Migrants' bill unlikely to be settled by UN
May Sin-Mi Hon
It is unlikely the United Nations High Commissioner for Refugees will ever repay the Government its outstanding $1.16 billion loan for looking after Vietnamese migrants.
Terence Pike, of the local UNHCR sub-office, told the Public Accounts Committee reviewing the Auditor's Report that it had not signed a letter of intent to repay the amount since no funds had been earmarked.
'The international community showed little interest in providing further support to Hong Kong. Therefore we do not foresee any funding earmarked for Hong Kong in the future.
'However, this is not to say we do not remain committed to raising funds. Should funds be earmarked for Hong Kong, they would be paid for the reimbursement for the money advances,' Mr Pike said.
The latest Audit Commission report said it would take the UNHCR 300 years to repay the loan if it continued to pay at the annual rate of $3.9 million, the last amount paid in February.
The Audit Commission has repeatedly criticised the Government's efforts to recover the outstanding advances paid to the UNHCR.
Secretary for Security Regina Ip Lau Suk-yee said the Government had asked the Foreign Ministry if the sum could be written off against the annual membership fee for the UN Security Council.

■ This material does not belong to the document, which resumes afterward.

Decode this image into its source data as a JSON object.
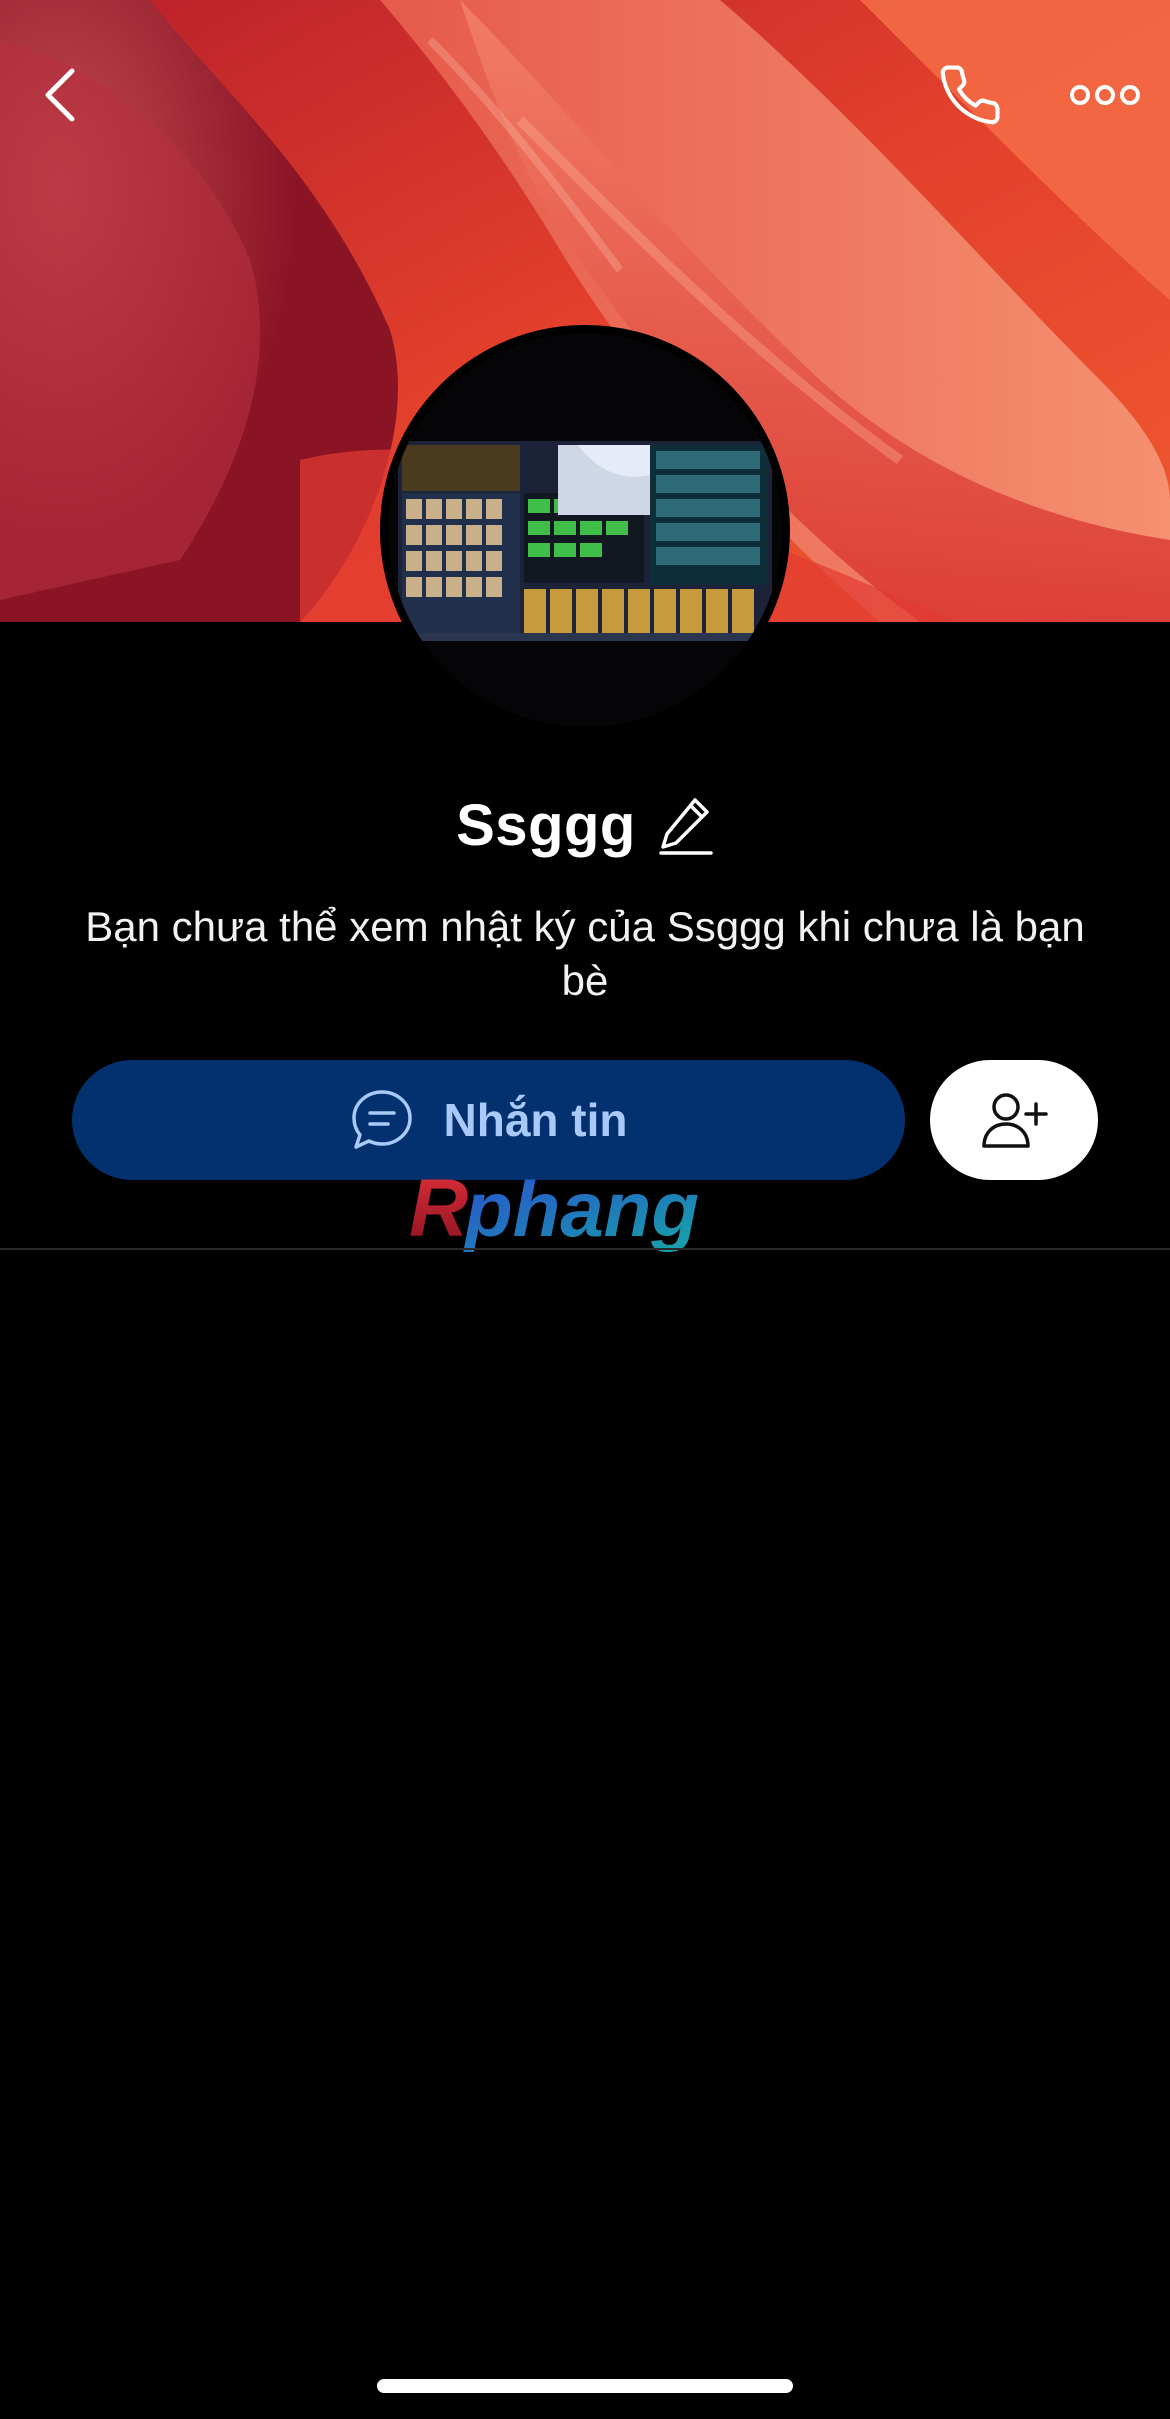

'There are other purposes for the United Nations apart from refugee problems, such as keeping world peace,' she said.
Legal advice said any sum written off would have to get the endorsement of the full council meeting of the UN and the chances would be very low.
Mrs Ip's deputy, Sally Wong Pik-yee, said the Chinese UN delegation had relayed the demand for reimbursement and the central Government had also passed the message to the United Nations representative in Beijing.